Some British things don't translate well in America. A free and universal health service, Marmite and tennis whites have never managed to gain a foothold across the pond. And neither, it seems has Russell Brand, whose now-infamous appearance at the MTV video awards on Monday night was received by the All-American audience about as well as a cold cup of sick.
Most unpopular with the audience was Brand's treatment of the Jonas Brothers, a young pop group trio of squeaky-clean siblings, who wear "purity rings" as a proud symbol of their virginity.
By way of teasing the brothers about their pledge, Brand produced a similar ring onstage and held it aloft, claiming it has been given up by band member Nick, 15. "Nick was a bit reluctant at first," joked Brand, "but after a bit he realised that it was for the best."
The audience of American teens was nonplussed, and Brand was forced to apologise to the audience by American Idol winner and fellow purity ring wearer Jordin Sparks, who said: "It's not bad to wear a promise ring because not everybody, guy or girl, wants to be a slut!"
Watch 'Burnin' Up' by Jonas Brothers
"That was bad of me," said Brand sheepishly. "I didn't mean to take it lightly. I love Jonas Brothers. I don't want to piss off teenage fans."
And well might Brand not want to annoy Jonas Brothers' young fans. They are legion.
When the band performed for an outside broadcast for Good Morning America last month, 15,000 people – mostly girls between the ages of 12 and 17 – packed into New York's Bryant Park before 5am. It was Good Morning America's largest ever live audience. They have also played three sell-out shows to the 60,000-seater Madison Square Gardens. Where has this phenomenon sprung from?

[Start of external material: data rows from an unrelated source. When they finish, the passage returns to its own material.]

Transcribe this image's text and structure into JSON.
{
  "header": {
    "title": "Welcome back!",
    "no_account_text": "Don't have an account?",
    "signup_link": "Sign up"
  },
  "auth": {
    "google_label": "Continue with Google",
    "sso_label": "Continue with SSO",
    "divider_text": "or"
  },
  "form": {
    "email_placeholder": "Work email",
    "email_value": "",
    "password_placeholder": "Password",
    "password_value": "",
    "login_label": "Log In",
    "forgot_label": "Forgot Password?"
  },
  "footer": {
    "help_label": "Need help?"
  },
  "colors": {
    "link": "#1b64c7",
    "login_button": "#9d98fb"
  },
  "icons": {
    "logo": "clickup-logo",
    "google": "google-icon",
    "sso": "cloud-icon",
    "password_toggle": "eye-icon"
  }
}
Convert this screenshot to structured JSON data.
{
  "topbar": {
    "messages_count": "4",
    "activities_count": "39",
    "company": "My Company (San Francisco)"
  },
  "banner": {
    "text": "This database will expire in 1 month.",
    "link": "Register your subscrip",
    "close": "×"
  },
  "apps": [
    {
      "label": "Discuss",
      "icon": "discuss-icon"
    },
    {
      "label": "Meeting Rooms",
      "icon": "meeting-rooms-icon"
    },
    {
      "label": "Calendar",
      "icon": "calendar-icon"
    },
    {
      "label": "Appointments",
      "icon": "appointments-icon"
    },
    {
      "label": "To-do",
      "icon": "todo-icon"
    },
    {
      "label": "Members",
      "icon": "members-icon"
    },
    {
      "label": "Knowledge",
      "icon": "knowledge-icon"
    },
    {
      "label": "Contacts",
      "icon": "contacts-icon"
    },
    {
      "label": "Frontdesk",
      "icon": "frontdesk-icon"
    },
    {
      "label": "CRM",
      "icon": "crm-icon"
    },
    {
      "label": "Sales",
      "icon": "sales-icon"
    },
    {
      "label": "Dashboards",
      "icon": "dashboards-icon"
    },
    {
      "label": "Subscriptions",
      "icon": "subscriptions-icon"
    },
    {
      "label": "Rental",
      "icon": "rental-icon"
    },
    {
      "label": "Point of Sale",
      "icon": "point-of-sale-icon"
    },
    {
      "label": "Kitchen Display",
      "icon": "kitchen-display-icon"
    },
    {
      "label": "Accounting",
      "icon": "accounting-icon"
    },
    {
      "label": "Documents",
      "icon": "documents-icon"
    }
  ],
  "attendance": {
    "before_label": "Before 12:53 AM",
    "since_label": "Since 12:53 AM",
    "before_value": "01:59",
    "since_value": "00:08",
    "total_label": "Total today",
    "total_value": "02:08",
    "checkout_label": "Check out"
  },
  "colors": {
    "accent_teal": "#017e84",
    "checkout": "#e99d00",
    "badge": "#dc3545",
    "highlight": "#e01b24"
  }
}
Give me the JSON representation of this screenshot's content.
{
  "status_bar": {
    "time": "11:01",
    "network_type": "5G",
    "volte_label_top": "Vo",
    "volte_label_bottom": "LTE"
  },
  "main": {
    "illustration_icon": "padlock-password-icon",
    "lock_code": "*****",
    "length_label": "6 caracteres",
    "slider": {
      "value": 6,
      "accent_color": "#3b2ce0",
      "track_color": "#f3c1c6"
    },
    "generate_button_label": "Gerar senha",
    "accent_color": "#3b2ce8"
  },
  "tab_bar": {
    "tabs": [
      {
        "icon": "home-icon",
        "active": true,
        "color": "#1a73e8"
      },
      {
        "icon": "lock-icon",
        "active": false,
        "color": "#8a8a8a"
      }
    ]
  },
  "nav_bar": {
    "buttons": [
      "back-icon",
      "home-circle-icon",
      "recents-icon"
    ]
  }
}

Kevin, 20, Joe, 19 and Nick, 15 grew up in Wycoff, New Jersey. Their father, Kevin Jonas Snr, is a pastor and their mother, Denise, used to be a sign-language teacher; both are amateur musicians. There is also a younger brother, Frankie (aka "Bonus Jonas") who is seven. As befits their religious background, none of the brothers swear, drink, do drugs or plan to have sex before marriage.
Watch footage of Jonas Brothers
Despite being the youngest in the band, it is Nick who is the inspiration behind this band; he was discovered while singing in a barber shop at the age of six and sent to a talent agent. By the age of seven, he was performing on Broadway.
He had a brief solo career, releasing a single co-written with his father "Joy To The World" ("A Christmas Prayer") and an album, Nicholas Jonas, co-written with his two brothers.
Jonas Brothers (originally called Sons of Jonas) made their first album, It's About Time (2006), with Columbia Records, who dropped them in early 2007, whereupon the brothers signed up with Hollywood Records, the music arm of Disney. Columbia Records must be kicking themselves now. Since joining The House of Mouse, their career has taken off.
It's About Time was soon followed up by Jonas Brothers (2007), which sold 1.4m copies and their latest, A Little Bit Longer (2008), has sold more than 1m copies so far. They made the front cover of Rolling Stone in July of this year.
They are rumoured to have earned $12m in 2007 and give 10 per cent of their earnings to their own charity, Change For The Children. Awh.
"They're actually quite edgy, with an indie, guitar sound not unlike Busted," says Samantha Wood, celebrity editor of Sugar magazine, whose main demographic, 14- and 15-year-old girls, are pretty wild about the band. "They're very wholesome at the same time as playing quite punky music. There's nothing dark about them at all and actually a lot of teenagers really like that."
But will UK's pre-teens take to the brothers as enthusiastically as our American cousins?
James McMahon, features editor of NME, thinks not. "The UK is too obsessed with sex for Jonas Brothers to be really popular. That wholesome thing, there hasn't been anyone like that since Cliff. Even Take That was all about raunch. I think they're quite sinister, actually. Really creepy."
Although purity-ring wearing hasn't taken off quite as vertically in the UK as it has in the States, Jonas Brothers are still enjoying a surge of popularity among teens here, thanks to the Disney Channel, which comes with most UK satellite television bundles.
Capitalising on their musical success, Disney executives decided to cast Jonas Brothers in their own TV movie, Camp Rock. The trio arrived in the UK yesterday for the premiere event tonight at the Royal Festival Hall to celebrate the release of the same movie on the Disney Channel UK on 19 September.
Camp Rock is a follow-up – but not a sequel – to the hugely popular High School Musical, also a Disney Channel TV movie. The film's soundtrack debuted at No 3 on the Billboard 200 with 188,000 copies sold in its first week.
"High School Musicals 1 and 2 both did incredibly well in the UK," adds Wood. "I think Camp Rock is going to make Jonas Brothers absolutely huge this year."
With both God and Disney on their side, how can they fail?